- _The task_
Please report every line from the material that contains the word "symbol".
+ + + +
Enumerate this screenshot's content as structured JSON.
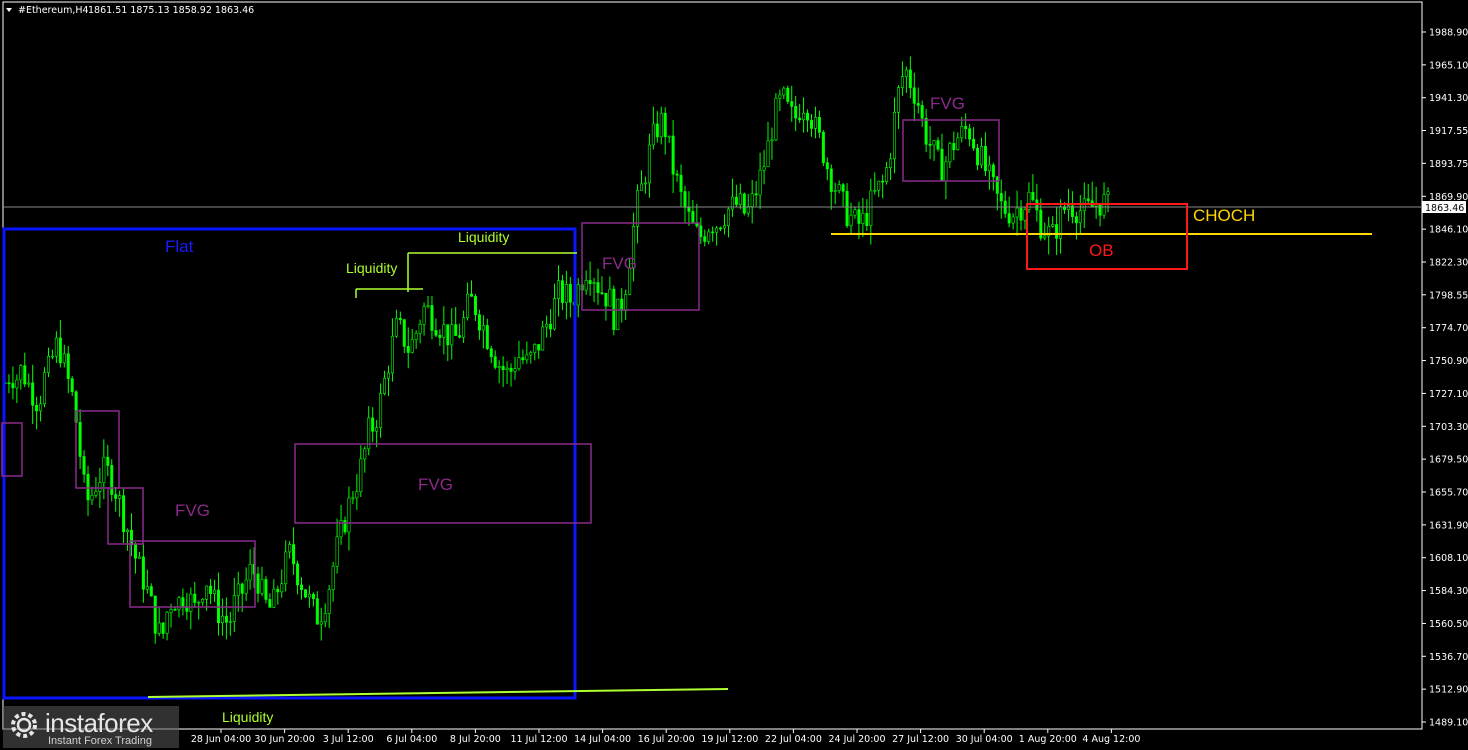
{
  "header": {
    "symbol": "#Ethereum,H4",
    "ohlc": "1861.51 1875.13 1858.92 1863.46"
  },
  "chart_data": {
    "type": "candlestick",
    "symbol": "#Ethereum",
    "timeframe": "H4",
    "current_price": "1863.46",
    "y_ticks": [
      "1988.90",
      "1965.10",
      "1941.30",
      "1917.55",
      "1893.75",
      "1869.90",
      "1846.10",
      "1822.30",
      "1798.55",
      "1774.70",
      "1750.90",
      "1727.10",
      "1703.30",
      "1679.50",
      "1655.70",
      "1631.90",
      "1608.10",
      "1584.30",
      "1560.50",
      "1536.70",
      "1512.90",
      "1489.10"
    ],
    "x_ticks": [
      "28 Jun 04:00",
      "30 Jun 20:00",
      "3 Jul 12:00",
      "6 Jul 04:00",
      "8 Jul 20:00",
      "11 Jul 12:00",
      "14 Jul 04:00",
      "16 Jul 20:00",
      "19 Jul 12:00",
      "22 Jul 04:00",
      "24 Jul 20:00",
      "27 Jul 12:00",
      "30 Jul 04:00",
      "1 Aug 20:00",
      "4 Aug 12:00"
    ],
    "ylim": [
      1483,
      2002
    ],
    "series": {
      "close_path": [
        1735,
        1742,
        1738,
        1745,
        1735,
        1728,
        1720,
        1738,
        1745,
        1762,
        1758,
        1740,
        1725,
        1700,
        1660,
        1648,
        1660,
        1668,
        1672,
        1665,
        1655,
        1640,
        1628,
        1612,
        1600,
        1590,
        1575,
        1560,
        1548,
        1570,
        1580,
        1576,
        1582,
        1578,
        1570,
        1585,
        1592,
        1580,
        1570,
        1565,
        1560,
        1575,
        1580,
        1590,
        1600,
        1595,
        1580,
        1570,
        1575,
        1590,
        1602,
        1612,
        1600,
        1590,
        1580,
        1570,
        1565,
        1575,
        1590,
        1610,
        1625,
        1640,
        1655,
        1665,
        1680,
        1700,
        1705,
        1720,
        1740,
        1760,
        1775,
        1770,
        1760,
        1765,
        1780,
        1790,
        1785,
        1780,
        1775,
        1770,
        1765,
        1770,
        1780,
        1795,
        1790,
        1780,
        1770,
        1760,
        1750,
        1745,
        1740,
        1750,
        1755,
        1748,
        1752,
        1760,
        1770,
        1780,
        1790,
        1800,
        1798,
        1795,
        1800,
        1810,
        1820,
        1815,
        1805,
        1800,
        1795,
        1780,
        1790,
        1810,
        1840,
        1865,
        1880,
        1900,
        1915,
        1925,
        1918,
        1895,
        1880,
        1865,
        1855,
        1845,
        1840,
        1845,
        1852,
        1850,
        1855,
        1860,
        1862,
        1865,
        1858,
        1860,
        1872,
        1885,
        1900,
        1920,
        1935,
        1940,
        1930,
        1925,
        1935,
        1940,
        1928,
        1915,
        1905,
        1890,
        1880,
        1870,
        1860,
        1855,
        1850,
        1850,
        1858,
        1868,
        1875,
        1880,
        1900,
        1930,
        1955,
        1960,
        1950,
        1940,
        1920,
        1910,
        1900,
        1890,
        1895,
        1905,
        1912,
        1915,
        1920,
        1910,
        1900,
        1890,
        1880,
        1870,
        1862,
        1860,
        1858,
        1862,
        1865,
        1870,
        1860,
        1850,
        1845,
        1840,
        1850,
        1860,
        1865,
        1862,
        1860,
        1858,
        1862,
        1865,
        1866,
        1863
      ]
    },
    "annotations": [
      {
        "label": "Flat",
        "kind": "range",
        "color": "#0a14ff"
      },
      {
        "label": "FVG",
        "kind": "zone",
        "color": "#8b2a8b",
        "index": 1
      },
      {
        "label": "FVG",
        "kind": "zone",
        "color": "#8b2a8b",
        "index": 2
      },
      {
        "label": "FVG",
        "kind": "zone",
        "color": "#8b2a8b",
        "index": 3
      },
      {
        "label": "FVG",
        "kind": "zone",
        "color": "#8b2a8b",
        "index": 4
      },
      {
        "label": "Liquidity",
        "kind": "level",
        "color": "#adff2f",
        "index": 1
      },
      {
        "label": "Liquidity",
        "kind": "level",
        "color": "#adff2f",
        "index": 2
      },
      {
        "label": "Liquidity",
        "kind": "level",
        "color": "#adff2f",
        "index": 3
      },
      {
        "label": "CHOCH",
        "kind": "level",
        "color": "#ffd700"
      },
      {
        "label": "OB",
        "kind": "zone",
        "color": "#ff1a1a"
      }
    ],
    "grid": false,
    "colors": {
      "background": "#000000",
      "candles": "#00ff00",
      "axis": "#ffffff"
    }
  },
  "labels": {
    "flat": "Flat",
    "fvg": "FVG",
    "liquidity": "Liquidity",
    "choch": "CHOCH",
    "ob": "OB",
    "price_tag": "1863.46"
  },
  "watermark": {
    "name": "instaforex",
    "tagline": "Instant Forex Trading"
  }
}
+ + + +
- _Answer area_
    "symbol": "#Ethereum,H4",
    "symbol": "#Ethereum",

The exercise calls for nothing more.